▶ [Problem to solve]:
A complete and exact copy of the data below is the task.

▶ [Entries from a dataset of interfaces]:
★ ★ ★ ★

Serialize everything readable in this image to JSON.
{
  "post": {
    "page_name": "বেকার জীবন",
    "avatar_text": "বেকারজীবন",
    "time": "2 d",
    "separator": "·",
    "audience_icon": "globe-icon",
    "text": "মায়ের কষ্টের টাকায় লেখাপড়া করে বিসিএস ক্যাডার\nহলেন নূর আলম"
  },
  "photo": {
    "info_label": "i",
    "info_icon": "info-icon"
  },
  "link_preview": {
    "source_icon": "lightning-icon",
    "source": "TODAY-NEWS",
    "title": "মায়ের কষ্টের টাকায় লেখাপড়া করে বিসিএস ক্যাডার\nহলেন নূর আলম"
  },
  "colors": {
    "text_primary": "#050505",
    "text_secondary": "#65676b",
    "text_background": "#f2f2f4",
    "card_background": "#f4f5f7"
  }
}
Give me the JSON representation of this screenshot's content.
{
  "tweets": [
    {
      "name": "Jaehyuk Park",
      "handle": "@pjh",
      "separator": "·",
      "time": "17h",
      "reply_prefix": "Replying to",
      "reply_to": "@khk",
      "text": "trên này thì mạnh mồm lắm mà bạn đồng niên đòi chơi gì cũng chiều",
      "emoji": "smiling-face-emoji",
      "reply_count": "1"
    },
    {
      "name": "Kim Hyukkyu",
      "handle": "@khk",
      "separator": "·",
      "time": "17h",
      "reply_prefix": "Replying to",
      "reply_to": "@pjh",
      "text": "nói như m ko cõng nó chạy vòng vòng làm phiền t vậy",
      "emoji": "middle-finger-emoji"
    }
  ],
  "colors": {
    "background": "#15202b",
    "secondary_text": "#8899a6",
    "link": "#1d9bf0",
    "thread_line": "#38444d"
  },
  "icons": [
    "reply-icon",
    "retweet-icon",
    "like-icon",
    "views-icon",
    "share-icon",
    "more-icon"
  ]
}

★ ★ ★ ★

▶ [Response to this task]:
Serialize everything readable in this image to JSON.
{
  "post": {
    "page_name": "বেকার জীবন",
    "avatar_text": "বেকারজীবন",
    "time": "2 d",
    "separator": "·",
    "audience_icon": "globe-icon",
    "text": "মায়ের কষ্টের টাকায় লেখাপড়া করে বিসিএস ক্যাডার\nহলেন নূর আলম"
  },
  "photo": {
    "info_label": "i",
    "info_icon": "info-icon"
  },
  "link_preview": {
    "source_icon": "lightning-icon",
    "source": "TODAY-NEWS",
    "title": "মায়ের কষ্টের টাকায় লেখাপড়া করে বিসিএস ক্যাডার\nহলেন নূর আলম"
  },
  "colors": {
    "text_primary": "#050505",
    "text_secondary": "#65676b",
    "text_background": "#f2f2f4",
    "card_background": "#f4f5f7"
  }
}
Give me the JSON representation of this screenshot's content.
{
  "tweets": [
    {
      "name": "Jaehyuk Park",
      "handle": "@pjh",
      "separator": "·",
      "time": "17h",
      "reply_prefix": "Replying to",
      "reply_to": "@khk",
      "text": "trên này thì mạnh mồm lắm mà bạn đồng niên đòi chơi gì cũng chiều",
      "emoji": "smiling-face-emoji",
      "reply_count": "1"
    },
    {
      "name": "Kim Hyukkyu",
      "handle": "@khk",
      "separator": "·",
      "time": "17h",
      "reply_prefix": "Replying to",
      "reply_to": "@pjh",
      "text": "nói như m ko cõng nó chạy vòng vòng làm phiền t vậy",
      "emoji": "middle-finger-emoji"
    }
  ],
  "colors": {
    "background": "#15202b",
    "secondary_text": "#8899a6",
    "link": "#1d9bf0",
    "thread_line": "#38444d"
  },
  "icons": [
    "reply-icon",
    "retweet-icon",
    "like-icon",
    "views-icon",
    "share-icon",
    "more-icon"
  ]
}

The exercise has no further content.